- The Promised Land follows Nolan to Europe in the 1950s, charting his sojourns in Italy, on the idyllic Greek island of Hydra, and subsequent travels to far-flung exotic locations such as Africa and Antarctica.
- Search for Self features a number of celebrated self-portraits and images of alter ego that explore Nolan’s identification with complex and romanticised anti-heroes, from the fugitive bushranger Ned Kelly and fictitious poet Ern Malley to transgressive proto-surrealist Arthur Rimbaud.
- Paradise Garden sees the exhibition and Nolan’s wanderings come full circle in an immersive installation of fecund tropical Paradise Garden drawings that were conceived in tandem with vengeful poems reflecting on Nolan’s past relationship with the Reeds and Heide.

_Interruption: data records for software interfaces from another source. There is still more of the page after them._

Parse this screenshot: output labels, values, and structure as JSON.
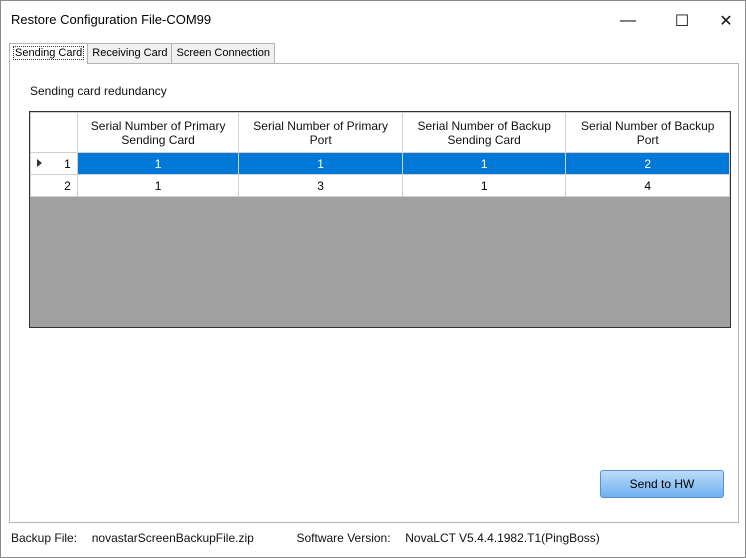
{
  "window": {
    "title": "Restore Configuration File-COM99",
    "minimize": "—",
    "maximize": "☐",
    "close": "✕"
  },
  "tabs": [
    {
      "label": "Sending Card",
      "active": true
    },
    {
      "label": "Receiving Card",
      "active": false
    },
    {
      "label": "Screen Connection",
      "active": false
    }
  ],
  "section": {
    "label": "Sending card redundancy"
  },
  "table": {
    "headers": [
      "Serial Number of Primary Sending Card",
      "Serial Number of Primary Port",
      "Serial Number of Backup Sending Card",
      "Serial Number of Backup Port"
    ],
    "rows": [
      {
        "index": "1",
        "cells": [
          "1",
          "1",
          "1",
          "2"
        ],
        "selected": true
      },
      {
        "index": "2",
        "cells": [
          "1",
          "3",
          "1",
          "4"
        ],
        "selected": false
      }
    ]
  },
  "buttons": {
    "send_to_hw": "Send to HW"
  },
  "status": {
    "backup_label": "Backup File:",
    "backup_value": "novastarScreenBackupFile.zip",
    "software_label": "Software Version:",
    "software_value": "NovaLCT V5.4.4.1982.T1(PingBoss)"
  },
  "colors": {
    "selection": "#0078d7",
    "empty_grid": "#a0a0a0",
    "button_gradient_top": "#bcdcfa",
    "button_gradient_bottom": "#6fb0ee"
  }
}
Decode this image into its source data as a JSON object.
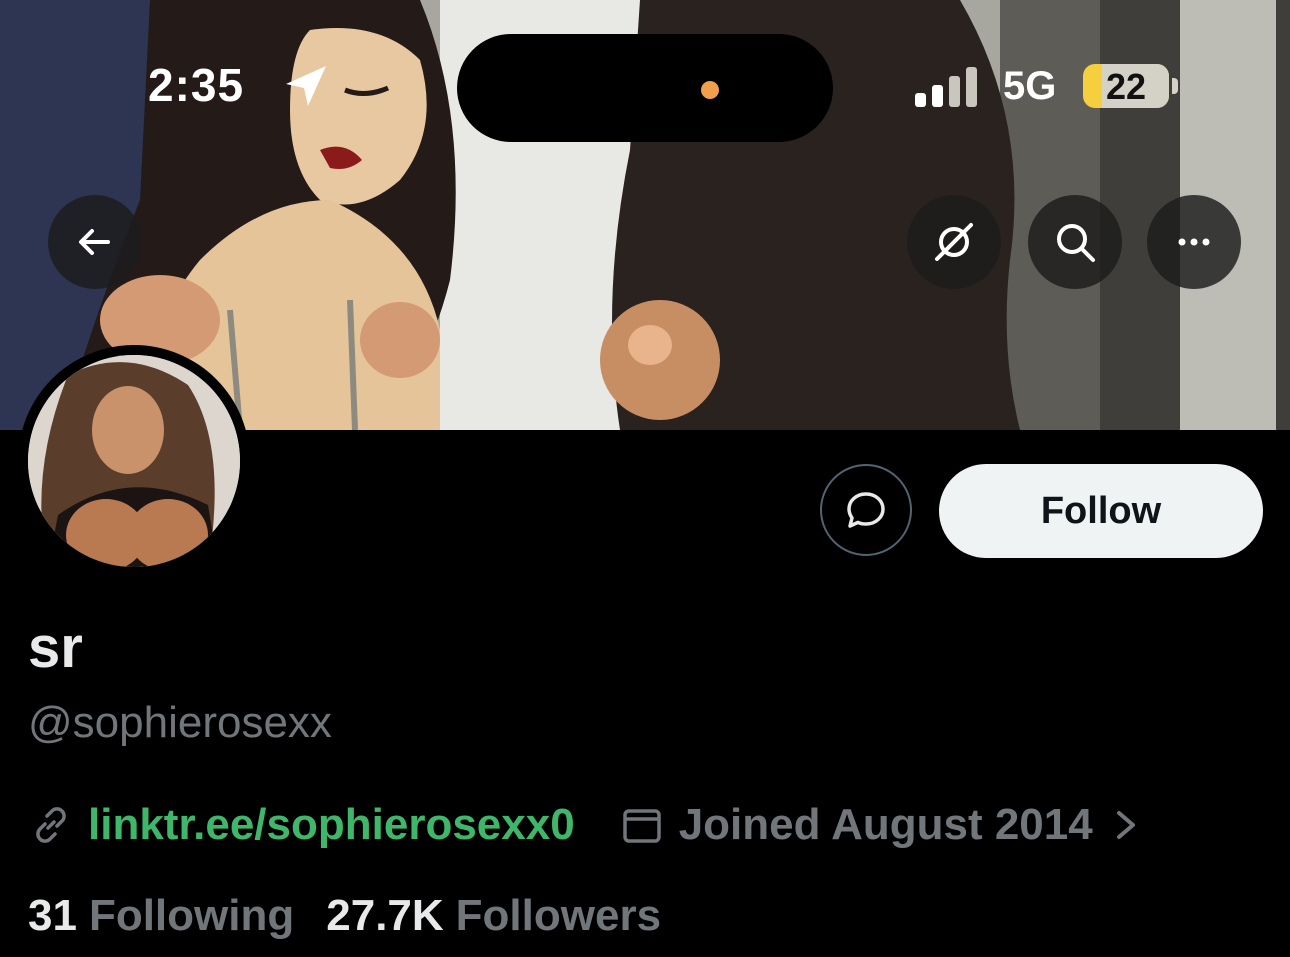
{
  "status_bar": {
    "time": "2:35",
    "network": "5G",
    "battery": "22"
  },
  "profile": {
    "display_name": "sr",
    "handle": "@sophierosexx",
    "link": "linktr.ee/sophierosexx0",
    "joined": "Joined August 2014",
    "following_count": "31",
    "following_label": "Following",
    "followers_count": "27.7K",
    "followers_label": "Followers"
  },
  "actions": {
    "follow_label": "Follow"
  },
  "icons": {
    "back": "arrow-left-icon",
    "grok": "grok-icon",
    "search": "search-icon",
    "more": "more-icon",
    "message": "message-icon",
    "link": "link-icon",
    "calendar": "calendar-icon",
    "location": "location-arrow-icon"
  },
  "colors": {
    "link": "#3fb76a",
    "muted": "#71767b",
    "follow_bg": "#eff3f4",
    "battery": "#f5cf3d"
  }
}
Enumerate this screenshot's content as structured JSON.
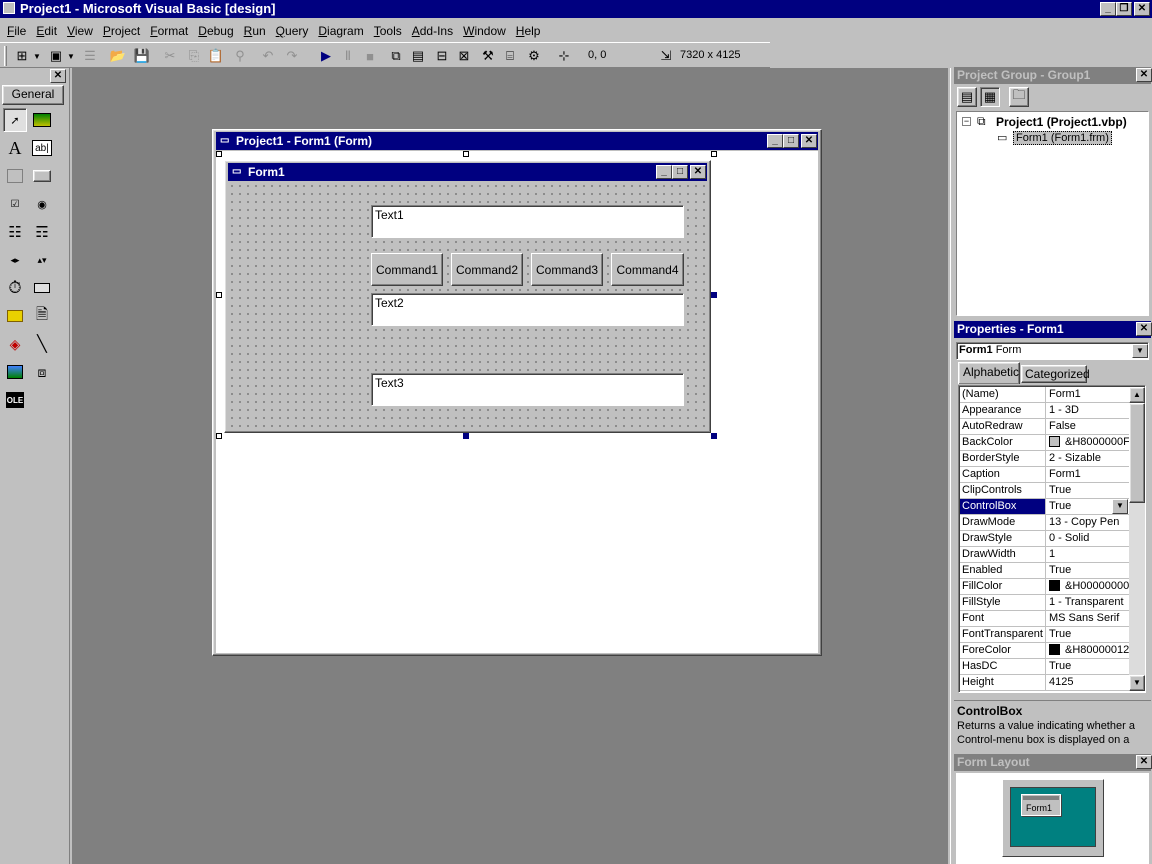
{
  "app": {
    "title": "Project1 - Microsoft Visual Basic [design]",
    "window_buttons": [
      "_",
      "❐",
      "✕"
    ]
  },
  "menu": [
    "File",
    "Edit",
    "View",
    "Project",
    "Format",
    "Debug",
    "Run",
    "Query",
    "Diagram",
    "Tools",
    "Add-Ins",
    "Window",
    "Help"
  ],
  "toolbar": {
    "position": "0, 0",
    "size": "7320 x 4125",
    "icons": [
      "add-project-icon",
      "add-form-icon",
      "menu-editor-icon",
      "open-project-icon",
      "save-project-icon",
      "cut-icon",
      "copy-icon",
      "paste-icon",
      "find-icon",
      "undo-icon",
      "redo-icon",
      "start-icon",
      "break-icon",
      "end-icon",
      "project-explorer-icon",
      "properties-window-icon",
      "form-layout-icon",
      "object-browser-icon",
      "toolbox-icon",
      "data-view-icon",
      "component-manager-icon"
    ]
  },
  "toolbox": {
    "tab_label": "General",
    "close": "✕",
    "tools": [
      "pointer-icon",
      "picturebox-icon",
      "label-icon",
      "textbox-icon",
      "frame-icon",
      "commandbutton-icon",
      "checkbox-icon",
      "optionbutton-icon",
      "combobox-icon",
      "listbox-icon",
      "hscrollbar-icon",
      "vscrollbar-icon",
      "timer-icon",
      "drivelistbox-icon",
      "dirlistbox-icon",
      "filelistbox-icon",
      "shape-icon",
      "line-icon",
      "image-icon",
      "data-icon",
      "ole-icon"
    ],
    "glyphs": {
      "textbox": "ab|",
      "ole": "OLE",
      "label": "A"
    }
  },
  "designer": {
    "window_title": "Project1 - Form1 (Form)",
    "form_caption": "Form1",
    "controls": {
      "text1": "Text1",
      "text2": "Text2",
      "text3": "Text3",
      "command1": "Command1",
      "command2": "Command2",
      "command3": "Command3",
      "command4": "Command4"
    }
  },
  "project_group": {
    "title": "Project Group - Group1",
    "project": "Project1 (Project1.vbp)",
    "form": "Form1 (Form1.frm)"
  },
  "properties": {
    "title": "Properties - Form1",
    "object_name": "Form1",
    "object_type": "Form",
    "tabs": [
      "Alphabetic",
      "Categorized"
    ],
    "rows": [
      {
        "name": "(Name)",
        "value": "Form1"
      },
      {
        "name": "Appearance",
        "value": "1 - 3D"
      },
      {
        "name": "AutoRedraw",
        "value": "False"
      },
      {
        "name": "BackColor",
        "value": "&H8000000F&",
        "swatch": "#c0c0c0"
      },
      {
        "name": "BorderStyle",
        "value": "2 - Sizable"
      },
      {
        "name": "Caption",
        "value": "Form1"
      },
      {
        "name": "ClipControls",
        "value": "True"
      },
      {
        "name": "ControlBox",
        "value": "True",
        "selected": true
      },
      {
        "name": "DrawMode",
        "value": "13 - Copy Pen"
      },
      {
        "name": "DrawStyle",
        "value": "0 - Solid"
      },
      {
        "name": "DrawWidth",
        "value": "1"
      },
      {
        "name": "Enabled",
        "value": "True"
      },
      {
        "name": "FillColor",
        "value": "&H00000000&",
        "swatch": "#000000"
      },
      {
        "name": "FillStyle",
        "value": "1 - Transparent"
      },
      {
        "name": "Font",
        "value": "MS Sans Serif"
      },
      {
        "name": "FontTransparent",
        "value": "True"
      },
      {
        "name": "ForeColor",
        "value": "&H80000012&",
        "swatch": "#000000"
      },
      {
        "name": "HasDC",
        "value": "True"
      },
      {
        "name": "Height",
        "value": "4125"
      }
    ],
    "description_title": "ControlBox",
    "description_text": "Returns a value indicating whether a Control-menu box is displayed on a"
  },
  "form_layout": {
    "title": "Form Layout",
    "form_label": "Form1"
  },
  "colors": {
    "active_title": "#000080",
    "inactive_title": "#808080",
    "face": "#c0c0c0",
    "workspace": "#808080",
    "monitor_screen": "#008080"
  }
}
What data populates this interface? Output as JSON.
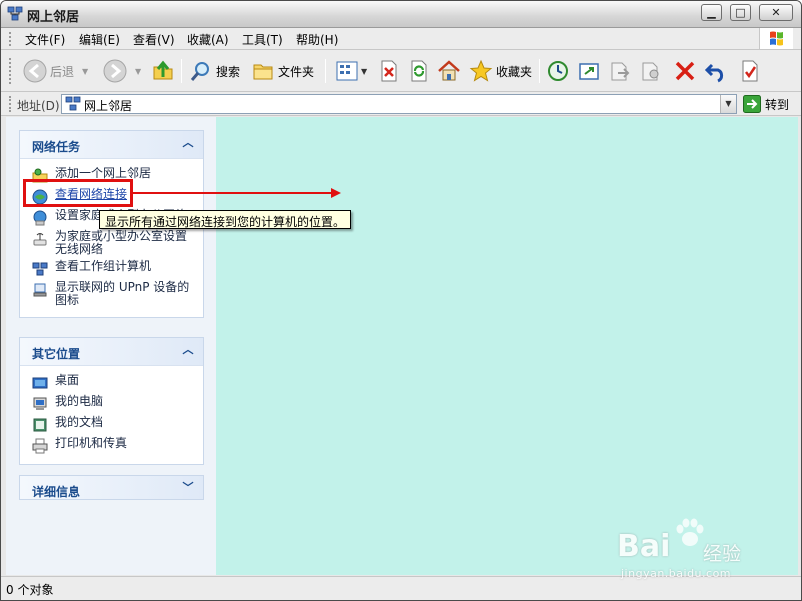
{
  "window": {
    "title": "网上邻居"
  },
  "menubar": {
    "items": [
      "文件(F)",
      "编辑(E)",
      "查看(V)",
      "收藏(A)",
      "工具(T)",
      "帮助(H)"
    ]
  },
  "toolbar": {
    "back_label": "后退",
    "search_label": "搜索",
    "folders_label": "文件夹",
    "favorites_label": "收藏夹"
  },
  "addressbar": {
    "label": "地址(D)",
    "value": "网上邻居",
    "go_label": "转到"
  },
  "panels": {
    "network_tasks": {
      "title": "网络任务",
      "items": [
        "添加一个网上邻居",
        "查看网络连接",
        "设置家庭或小型办公网络",
        "为家庭或小型办公室设置无线网络",
        "查看工作组计算机",
        "显示联网的 UPnP 设备的图标"
      ]
    },
    "other_places": {
      "title": "其它位置",
      "items": [
        "桌面",
        "我的电脑",
        "我的文档",
        "打印机和传真"
      ]
    },
    "details": {
      "title": "详细信息"
    }
  },
  "tooltip": {
    "text": "显示所有通过网络连接到您的计算机的位置。"
  },
  "statusbar": {
    "text": "0 个对象"
  },
  "watermark": {
    "brand": "Bai",
    "sub": "经验",
    "url": "jingyan.baidu.com"
  },
  "colors": {
    "content_bg": "#c2f2ea",
    "task_pane_bg": "#eef3f9",
    "panel_title": "#1a4b8c",
    "link": "#1d45a8",
    "annotation_red": "#e01010",
    "tooltip_bg": "#ffffe1"
  }
}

At once sensuous and venomous, these works embody the paradox of Nolan’s ceaseless quest, with paradise forever beyond his reach.
Presented in the Project Gallery from Saturday 5 February, Sometimes I Miss the Applause by inter-disciplinary artist Dean Cross focuses on the life, work and persona of Sidney Nolan and draws upon some of Nolan’s most recognisable imagery. Wearing a mask with a likeness of Nolan, Cross appropriates a self-portrait painting from 1943, conflating Nolan’s image with his own.
Through this shift of identity Cross triggers a complex narrative in which autobiographical moments from both his and Nolan’s life become inextricably intertwined suggesting a series of convergences, cultural collisions and slippages in time.
In his unfolding parallel narrative, two characters, each on separate screens, with the composite appearances of Cross and Nolan, simultaneously rehearse a dance performance.
Identifying their dance movements as ‘a rehearsal’, Cross incisively alludes to history and culture as a dynamic work-in-progress, a complex unfinished trajectory in which ideas, practices and gestures are constantly shifting being contested, challenged, redefined, rewritten and realigned.
With Sometimes I Miss the Applause Cross explores Heide as simultaneously a site of Australian modernity and millennia of First Nations cultural practice.
“With a background in contemporary dance and choreography and a multidisciplinary practice spanning installation, sculpture and photography, Dean Cross has become one of Australia’s most exciting and ascendant early career artists,” said Heide Senior Curator Melissa Keys.
“This new commission continues his personal fascination with Sidney Nolan’s artistic practice, legacy and life. Sometimes I Miss The Applause explores Heide simultaneously as a site of Australian modernity and millennia of First Nations cultural practice and continuing history.”
“The work confronts and explores the legacy of modernism, shifting perspective from dominant cultural and social histories, offering audiences a timely and fresh celebration, critique and rebalancing take on Nolan’s contribution as a pivotal figure in visual culture and national identity,” said Keys.
Dean Cross: Sometimes I Miss the Applause
Kerry Gardner & Andrew Myer Project Gallery – Heide Museum of Modern Art, 7 Templestowe Road, Bulleen
Exhibition: 5 February – 29 May 2022
Free entry after general admission
Sidney Nolan: Search for Paradise
Heide Galleries – Heide Museum of Modern Art, 7 Templestowe Road, Bulleen
Exhibition: 19 February – 13 June 2022
Free entry after general admission
Images: Sidney Nolan, Kelly and Horse, 1946, enamel paint on composition board, 92.1 x 122.4 cm – © Canberra Museum and Gallery, Canberra | Sidney Nolan, Bathers, 1943, ripolin enamel on canvas, 62.9 x 75.5 cm, Heide Museum of Modern Art, Melbourne. Bequest of John and Sunday Reed 1982 © The Trustees of the Sidney Nolan Trust/DACS. Licensed by Copyright Agency | Dean Cross, Self Portrait as Sidney Nolan’s Self Portrait 1943, 2021 – image courtesy of the artist and Yavuz Gallery Sydney & Singapore © the artist